ABOUT THIS EXERCISE:
Pick out each line with the word "grammar" from the material that follows.

DATA IN THIS EXERCISE:
'''
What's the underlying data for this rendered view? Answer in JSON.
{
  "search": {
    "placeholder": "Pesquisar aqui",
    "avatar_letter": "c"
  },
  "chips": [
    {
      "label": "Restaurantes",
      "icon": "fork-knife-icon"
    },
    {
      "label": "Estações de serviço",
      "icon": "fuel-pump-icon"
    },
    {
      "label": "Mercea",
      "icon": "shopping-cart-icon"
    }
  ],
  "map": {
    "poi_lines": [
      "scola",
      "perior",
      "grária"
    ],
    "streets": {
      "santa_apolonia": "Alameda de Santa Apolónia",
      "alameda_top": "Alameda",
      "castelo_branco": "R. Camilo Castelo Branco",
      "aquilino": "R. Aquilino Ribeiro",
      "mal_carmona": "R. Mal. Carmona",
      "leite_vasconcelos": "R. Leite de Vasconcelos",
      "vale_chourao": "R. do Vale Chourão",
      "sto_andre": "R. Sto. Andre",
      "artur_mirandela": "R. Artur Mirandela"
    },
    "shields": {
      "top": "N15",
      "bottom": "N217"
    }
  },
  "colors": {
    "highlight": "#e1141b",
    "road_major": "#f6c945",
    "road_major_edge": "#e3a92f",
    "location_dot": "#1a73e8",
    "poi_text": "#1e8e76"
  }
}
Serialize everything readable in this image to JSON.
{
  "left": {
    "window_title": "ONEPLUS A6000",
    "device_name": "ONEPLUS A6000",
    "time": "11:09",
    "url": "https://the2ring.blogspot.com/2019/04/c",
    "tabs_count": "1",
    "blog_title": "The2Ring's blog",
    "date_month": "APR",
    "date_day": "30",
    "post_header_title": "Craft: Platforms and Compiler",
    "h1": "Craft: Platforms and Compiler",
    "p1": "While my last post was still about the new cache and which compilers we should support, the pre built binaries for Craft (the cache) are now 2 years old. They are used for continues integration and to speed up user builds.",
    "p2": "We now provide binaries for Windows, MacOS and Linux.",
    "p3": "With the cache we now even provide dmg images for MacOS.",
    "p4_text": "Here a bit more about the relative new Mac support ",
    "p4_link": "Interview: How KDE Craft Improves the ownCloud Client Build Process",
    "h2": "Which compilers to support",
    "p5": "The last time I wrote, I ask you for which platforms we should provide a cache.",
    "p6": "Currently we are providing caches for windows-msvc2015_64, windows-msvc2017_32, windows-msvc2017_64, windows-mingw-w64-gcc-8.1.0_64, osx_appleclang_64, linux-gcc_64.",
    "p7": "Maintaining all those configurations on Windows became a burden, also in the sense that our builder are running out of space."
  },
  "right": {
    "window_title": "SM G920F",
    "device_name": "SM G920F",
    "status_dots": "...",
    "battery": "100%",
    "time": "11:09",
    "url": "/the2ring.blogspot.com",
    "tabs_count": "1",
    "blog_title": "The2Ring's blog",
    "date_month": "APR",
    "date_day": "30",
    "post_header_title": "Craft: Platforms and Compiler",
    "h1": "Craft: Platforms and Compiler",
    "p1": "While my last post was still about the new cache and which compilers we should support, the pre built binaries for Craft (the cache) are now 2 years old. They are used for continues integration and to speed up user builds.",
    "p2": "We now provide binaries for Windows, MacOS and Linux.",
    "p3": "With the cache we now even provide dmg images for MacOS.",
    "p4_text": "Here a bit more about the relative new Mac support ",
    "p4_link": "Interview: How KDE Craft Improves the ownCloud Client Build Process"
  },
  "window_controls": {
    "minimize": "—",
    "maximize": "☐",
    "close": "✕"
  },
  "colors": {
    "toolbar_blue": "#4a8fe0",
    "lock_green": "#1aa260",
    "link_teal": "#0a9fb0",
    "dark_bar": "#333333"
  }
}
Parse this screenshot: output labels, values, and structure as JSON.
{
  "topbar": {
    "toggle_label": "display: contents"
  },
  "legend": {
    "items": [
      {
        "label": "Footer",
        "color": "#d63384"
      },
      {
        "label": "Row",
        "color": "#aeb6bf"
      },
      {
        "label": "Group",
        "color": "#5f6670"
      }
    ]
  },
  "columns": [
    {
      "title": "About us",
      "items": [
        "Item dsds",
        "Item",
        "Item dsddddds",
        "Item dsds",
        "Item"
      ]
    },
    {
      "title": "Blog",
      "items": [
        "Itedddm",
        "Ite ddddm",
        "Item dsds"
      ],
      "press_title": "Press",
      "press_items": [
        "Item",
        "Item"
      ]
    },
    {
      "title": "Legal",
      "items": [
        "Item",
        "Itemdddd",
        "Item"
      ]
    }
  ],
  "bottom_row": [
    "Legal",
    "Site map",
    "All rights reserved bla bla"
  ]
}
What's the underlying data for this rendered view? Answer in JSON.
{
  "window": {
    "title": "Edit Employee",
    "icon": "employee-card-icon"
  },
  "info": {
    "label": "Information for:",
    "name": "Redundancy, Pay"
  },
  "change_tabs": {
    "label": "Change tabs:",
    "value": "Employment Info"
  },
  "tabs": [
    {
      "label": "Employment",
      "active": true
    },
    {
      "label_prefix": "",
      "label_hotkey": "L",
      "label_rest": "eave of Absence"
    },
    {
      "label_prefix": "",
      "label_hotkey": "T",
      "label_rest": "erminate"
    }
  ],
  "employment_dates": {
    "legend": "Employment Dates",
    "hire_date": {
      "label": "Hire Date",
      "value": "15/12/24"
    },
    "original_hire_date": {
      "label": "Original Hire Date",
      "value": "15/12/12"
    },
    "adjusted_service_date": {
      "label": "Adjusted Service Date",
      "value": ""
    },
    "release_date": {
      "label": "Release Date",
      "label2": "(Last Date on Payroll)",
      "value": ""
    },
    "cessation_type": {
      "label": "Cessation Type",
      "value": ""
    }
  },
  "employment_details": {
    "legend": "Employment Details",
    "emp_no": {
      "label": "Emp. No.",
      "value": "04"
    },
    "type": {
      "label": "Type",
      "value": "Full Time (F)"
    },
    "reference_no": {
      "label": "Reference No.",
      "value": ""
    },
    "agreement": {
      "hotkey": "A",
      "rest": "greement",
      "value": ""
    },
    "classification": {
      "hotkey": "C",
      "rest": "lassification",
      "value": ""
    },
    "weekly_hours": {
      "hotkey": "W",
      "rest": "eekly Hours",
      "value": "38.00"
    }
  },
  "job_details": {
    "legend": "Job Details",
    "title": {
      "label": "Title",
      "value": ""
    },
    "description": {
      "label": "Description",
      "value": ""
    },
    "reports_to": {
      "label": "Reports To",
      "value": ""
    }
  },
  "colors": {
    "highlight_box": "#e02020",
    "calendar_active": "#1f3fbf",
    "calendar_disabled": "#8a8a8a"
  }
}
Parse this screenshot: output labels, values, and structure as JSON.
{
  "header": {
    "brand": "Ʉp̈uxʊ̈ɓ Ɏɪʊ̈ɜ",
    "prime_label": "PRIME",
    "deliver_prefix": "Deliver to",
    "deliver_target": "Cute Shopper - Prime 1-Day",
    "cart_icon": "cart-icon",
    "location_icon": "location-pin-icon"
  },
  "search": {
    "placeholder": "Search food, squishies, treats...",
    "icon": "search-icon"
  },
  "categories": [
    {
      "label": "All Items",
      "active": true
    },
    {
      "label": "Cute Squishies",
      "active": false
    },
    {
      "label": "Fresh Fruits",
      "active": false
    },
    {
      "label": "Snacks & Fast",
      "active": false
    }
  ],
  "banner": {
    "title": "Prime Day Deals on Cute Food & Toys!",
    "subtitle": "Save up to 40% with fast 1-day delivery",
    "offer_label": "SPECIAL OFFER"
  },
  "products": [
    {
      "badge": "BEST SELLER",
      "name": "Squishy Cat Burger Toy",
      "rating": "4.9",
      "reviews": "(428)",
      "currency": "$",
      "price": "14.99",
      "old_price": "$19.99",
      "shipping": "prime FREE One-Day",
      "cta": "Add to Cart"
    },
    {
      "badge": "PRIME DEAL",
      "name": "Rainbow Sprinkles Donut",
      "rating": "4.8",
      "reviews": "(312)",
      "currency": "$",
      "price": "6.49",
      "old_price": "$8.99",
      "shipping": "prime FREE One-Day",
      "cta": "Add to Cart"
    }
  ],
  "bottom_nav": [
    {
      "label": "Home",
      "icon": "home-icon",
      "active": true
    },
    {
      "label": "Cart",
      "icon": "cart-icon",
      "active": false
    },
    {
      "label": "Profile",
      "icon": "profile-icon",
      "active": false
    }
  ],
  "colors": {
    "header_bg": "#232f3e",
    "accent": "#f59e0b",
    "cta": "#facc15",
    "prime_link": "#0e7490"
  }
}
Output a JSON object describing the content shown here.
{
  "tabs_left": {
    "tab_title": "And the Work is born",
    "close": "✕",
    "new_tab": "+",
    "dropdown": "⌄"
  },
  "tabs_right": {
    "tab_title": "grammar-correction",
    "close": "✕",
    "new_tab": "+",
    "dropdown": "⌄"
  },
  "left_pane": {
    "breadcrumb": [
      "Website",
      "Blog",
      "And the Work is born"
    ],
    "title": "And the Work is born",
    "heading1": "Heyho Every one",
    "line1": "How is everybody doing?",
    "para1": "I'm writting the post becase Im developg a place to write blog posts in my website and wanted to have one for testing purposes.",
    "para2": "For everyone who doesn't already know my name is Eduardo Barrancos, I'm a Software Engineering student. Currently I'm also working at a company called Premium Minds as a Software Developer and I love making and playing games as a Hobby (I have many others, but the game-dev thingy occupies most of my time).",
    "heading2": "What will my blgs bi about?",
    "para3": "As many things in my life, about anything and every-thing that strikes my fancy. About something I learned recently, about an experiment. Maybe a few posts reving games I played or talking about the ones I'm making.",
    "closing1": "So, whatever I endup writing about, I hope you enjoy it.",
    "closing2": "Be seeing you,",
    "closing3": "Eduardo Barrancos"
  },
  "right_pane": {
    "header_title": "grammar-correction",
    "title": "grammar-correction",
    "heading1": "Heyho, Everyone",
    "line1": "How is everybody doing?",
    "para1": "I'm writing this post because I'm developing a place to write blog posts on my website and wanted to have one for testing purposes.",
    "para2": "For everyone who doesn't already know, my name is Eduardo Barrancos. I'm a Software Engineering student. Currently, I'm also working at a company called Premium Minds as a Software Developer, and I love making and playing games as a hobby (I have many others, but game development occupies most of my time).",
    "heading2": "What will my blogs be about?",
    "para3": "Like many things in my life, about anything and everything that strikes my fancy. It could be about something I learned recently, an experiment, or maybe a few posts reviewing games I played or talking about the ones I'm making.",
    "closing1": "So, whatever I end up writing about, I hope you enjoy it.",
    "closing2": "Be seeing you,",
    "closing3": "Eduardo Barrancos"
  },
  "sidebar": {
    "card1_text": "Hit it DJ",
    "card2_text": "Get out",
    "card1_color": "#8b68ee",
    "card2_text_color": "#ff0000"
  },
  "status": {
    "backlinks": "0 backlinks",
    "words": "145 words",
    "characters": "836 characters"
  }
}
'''
COMPLETED TASK:
    "tab_title": "grammar-correction",
    "header_title": "grammar-correction",
    "title": "grammar-correction",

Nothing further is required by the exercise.